    This is security. In a world where we can lose anything in a split second, we cannot lose God. In a world where everyone is looking for a way to live happily and fruitfully, we have the leading of God himself. And, in a world where everyone will die, we have the assurance that death won’t get the last word in our lives. God will, and because of that “my heart is glad, my tongue rejoices, and my body will rest secure.” Even when I die physically, I have complete security, “because you will not abandon me to the grave, nor let your Holy One see decay.”

    Who is that “Holy One?” It might be David himself or any other Israelite who takes refuge in Yahweh as David does in verses 1 and 2. Or it might be corporate Israel, taking refuge in Yahweh in Exile, looking forward, as Ezekiel 37 does, to the day when God raises those dry bones from the grave. Or it might be any believer today who trusts God to give life after death, even as we confess in the Apostles Creed—“I believe in the resurrection of the dead and the life everlasting.”

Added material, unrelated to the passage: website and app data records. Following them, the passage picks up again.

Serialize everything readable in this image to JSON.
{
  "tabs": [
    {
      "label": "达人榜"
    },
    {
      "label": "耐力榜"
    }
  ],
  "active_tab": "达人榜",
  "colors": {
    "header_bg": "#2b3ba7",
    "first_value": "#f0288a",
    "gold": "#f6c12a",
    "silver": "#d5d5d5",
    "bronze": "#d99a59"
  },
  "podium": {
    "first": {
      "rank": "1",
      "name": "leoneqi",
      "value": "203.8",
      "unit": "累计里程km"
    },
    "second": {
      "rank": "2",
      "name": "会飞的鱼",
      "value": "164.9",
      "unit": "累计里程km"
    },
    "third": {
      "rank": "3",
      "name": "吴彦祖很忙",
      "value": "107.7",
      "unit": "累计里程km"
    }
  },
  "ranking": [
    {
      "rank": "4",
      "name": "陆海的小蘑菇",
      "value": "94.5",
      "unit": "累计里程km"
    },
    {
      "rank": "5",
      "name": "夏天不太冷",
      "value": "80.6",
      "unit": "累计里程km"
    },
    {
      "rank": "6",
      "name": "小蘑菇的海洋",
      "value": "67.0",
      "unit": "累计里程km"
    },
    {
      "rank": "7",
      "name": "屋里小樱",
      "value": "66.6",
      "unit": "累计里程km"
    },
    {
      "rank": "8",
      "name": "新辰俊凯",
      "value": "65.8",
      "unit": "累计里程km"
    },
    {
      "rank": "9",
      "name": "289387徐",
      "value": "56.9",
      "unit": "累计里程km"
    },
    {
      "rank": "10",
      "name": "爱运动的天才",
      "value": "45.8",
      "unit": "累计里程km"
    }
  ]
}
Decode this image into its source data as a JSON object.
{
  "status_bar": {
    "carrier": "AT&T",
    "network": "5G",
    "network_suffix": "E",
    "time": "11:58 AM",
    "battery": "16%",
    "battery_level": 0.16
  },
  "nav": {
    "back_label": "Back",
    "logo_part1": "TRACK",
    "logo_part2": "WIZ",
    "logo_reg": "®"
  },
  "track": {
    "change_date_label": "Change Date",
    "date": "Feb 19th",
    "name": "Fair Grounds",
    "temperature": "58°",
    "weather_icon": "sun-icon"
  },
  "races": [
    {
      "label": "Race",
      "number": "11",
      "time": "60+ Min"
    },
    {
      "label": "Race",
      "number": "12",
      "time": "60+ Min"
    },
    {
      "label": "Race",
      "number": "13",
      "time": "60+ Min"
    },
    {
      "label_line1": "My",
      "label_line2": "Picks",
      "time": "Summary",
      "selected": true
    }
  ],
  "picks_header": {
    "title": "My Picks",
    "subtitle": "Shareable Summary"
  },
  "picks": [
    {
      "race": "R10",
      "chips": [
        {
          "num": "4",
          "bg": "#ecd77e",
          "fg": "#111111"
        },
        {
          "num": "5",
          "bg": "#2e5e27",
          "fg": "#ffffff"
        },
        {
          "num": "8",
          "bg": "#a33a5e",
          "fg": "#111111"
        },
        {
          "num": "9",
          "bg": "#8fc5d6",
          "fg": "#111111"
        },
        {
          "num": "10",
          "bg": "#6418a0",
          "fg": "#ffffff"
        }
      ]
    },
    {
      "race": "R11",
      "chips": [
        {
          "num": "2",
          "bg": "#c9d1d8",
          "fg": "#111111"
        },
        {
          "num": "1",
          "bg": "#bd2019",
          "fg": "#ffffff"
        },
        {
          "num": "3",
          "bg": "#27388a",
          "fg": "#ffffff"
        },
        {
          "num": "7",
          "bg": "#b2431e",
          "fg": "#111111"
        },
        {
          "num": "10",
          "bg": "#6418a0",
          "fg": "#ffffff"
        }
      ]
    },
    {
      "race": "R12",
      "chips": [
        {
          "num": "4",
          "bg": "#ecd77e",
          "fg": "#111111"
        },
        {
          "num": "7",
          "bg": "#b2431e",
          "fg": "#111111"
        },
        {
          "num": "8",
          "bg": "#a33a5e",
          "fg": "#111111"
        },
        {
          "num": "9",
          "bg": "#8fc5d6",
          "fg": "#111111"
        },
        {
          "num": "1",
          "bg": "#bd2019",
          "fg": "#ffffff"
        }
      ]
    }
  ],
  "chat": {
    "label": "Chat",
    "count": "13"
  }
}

    Or most important, the Holy One is Christ himself, at least according to Peter and Paul in the earliest Christian messages. It is fascinating and telling that the very first evangelistic proclamation of the Gospel relied so heavily on Psalm 16:9-11. According to Peter in Acts 2:24-32, the idea of Jesus resurrection was not some novelty dreamed up by fanatical followers of a dead Rabbi. It was the fulfillment of a prophecy given by Israel’s greatest king and unexpected prophet. And according to Paul in Romans 8:11, I Corinthians 6:14, II Corinthians 4:14, and many other passages in his epistles, Christ’s resurrection is the guarantee of ours.

    A sermon on this text should be permeated with the joy of verse 11. Because of the eternal security we have through Christ, a believer’s life should be a joyful affair. In the Good News of Christ’s resurrection, God has, indeed, “made known to me the path of life.” Even though we journey through a vast and howling wilderness filled dead bones, God is our portion and our possession, who leads us day by day. Even death cannot destroy our joy, because “you will fill me with joy in your presence, with eternal pleasure at your right hand.” Note that the promise of eternal pleasure does not focus on the physical pleasure of having 70 virgins, but on the spiritual pleasure of being in God’s presence. And being God’s treasured possession does not lead to jihad, but to joy. The security that comes from belonging to Jesus Christ leads to a joyful affirmation of life even in a world filled with death and sorrow.

    Illustration Idea

    After 9/11, America has poured untold trillions of dollars and man hours and technological expertise into creating what we call “Homeland Security.” We all support the general idea of trying to make our nation secure from terrorist threats. But we also know very well that no amount of human effort can produce genuine security. Talking about all that human effort will provide us with a ready-made opening for the Gospel of Jesus Christ. “What is your only comfort in life and in death? That I belong, body and soul, in life and in death, to my faithful Savior, Jesus Christ….” (First question and answer of the Heidelberg Catechism)

  • Lectionary Epistle +

    Galatians 5:1, 13-25

    Author: Scott Hoezee